The stuff of these poems—the lush substance evoked in nearly every line—can be read as the soul’s strenuous recovery of something salutary from the very nothing—the aberrant nothing that our ancient, inherited human penchant for turning away has yielded. Silver’s poems celebrate the human capacity to persist.
I stand in Walgreens while my mother sleeps.
The store is fluorescent and almost empty.
My father is ailing in a nursing home,
my friend is dying in the hospital.
What I want tonight is lipstick.
As pure a red as I can find . . .
Back in my mother’s apartment, silence.
I limn my lips back out of my wan face.
They are there again: smacky and wanting.
They also perform the imagination’s capacity to speak from kenotic privation into new creation.
I remember my parents murmuring
histories I knew I shouldn’t hear,
nights when my sister and I lay in our rooms,
she sleeping and I thinking up stories
in which I possessed powers far beyond my own,
able to make the sun blister and the clouds bloom.
These poems—which are linguistically textured and laden with rich sonic echo—provide Silver’s reader with an exhilarating proposition: that recovery must become again our central human concern.
The same morning I press my shorn chest
against an X-ray machine and hold my breath,
my sister births from her body a baby girl.
Among the many recoveries manifested in Silver’s subtle arguments, the very heart of her matter in this collection is an insistent recovery of common life. The speaker—ostensibly identified with the poet herself—admits to her own bodily sufferings, but a good many of these poems speak to and of the bodily sufferings of others. Employing classical and historical allusion as well as references to friends and family, Silver articulates in no uncertain terms an emphatic empathy that recovers for us what it means to be a person in the image of a triune God. Each of our lives partakes of every other.

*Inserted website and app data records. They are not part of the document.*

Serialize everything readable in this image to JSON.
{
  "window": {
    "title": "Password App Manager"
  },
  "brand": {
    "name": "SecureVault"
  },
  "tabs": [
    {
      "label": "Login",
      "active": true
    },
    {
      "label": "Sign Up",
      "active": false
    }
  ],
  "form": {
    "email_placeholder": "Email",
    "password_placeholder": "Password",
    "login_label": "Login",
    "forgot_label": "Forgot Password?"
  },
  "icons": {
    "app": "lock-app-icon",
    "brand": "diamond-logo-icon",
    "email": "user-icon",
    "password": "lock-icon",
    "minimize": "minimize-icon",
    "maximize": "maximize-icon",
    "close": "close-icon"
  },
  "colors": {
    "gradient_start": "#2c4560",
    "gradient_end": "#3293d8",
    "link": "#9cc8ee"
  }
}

I am reminded here of that very strange passage in Paul’s letter to the Colossians wherein the apostle claims to rejoice in his own sufferings, adding that he “fill[s] up in my flesh what is lacking of the afflictions of Christ on behalf of his body, which is the church” (Col. 1:24). As I have observed elsewhere, instead of “what is lacking,” a more likely translation of isterimata might be “what is yet to be done.”

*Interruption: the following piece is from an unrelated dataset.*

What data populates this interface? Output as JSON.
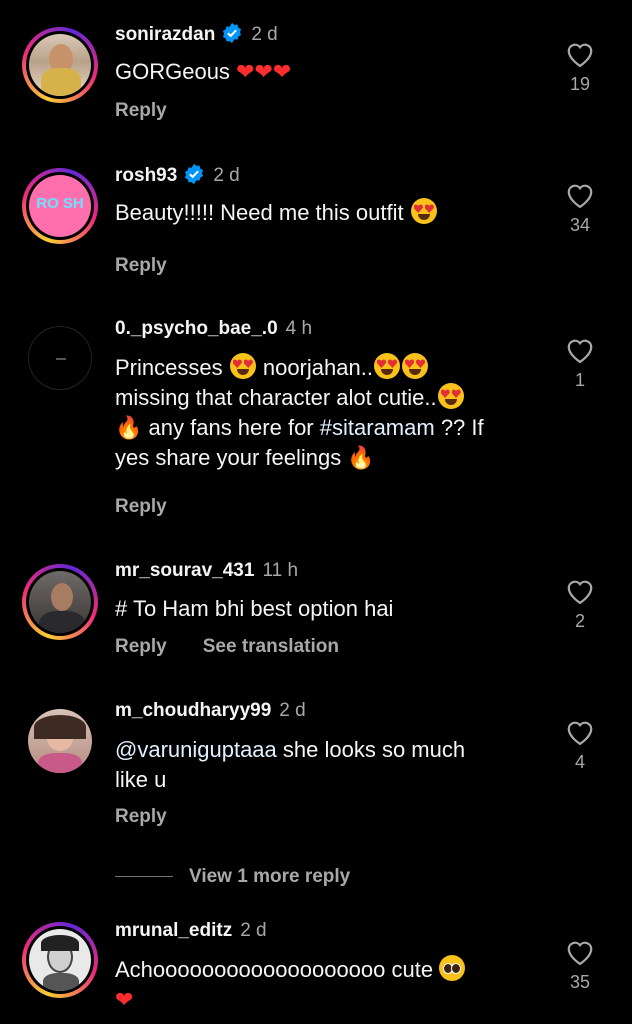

Silver grapples with an array of difficult human experiences to bring back into view the absolute interconnectivity of persons, and she presents the compelling proposition that what is yet to be done is our bravely accepting the cost of bearing one another’s afflictions, of becoming one. May it be blessed.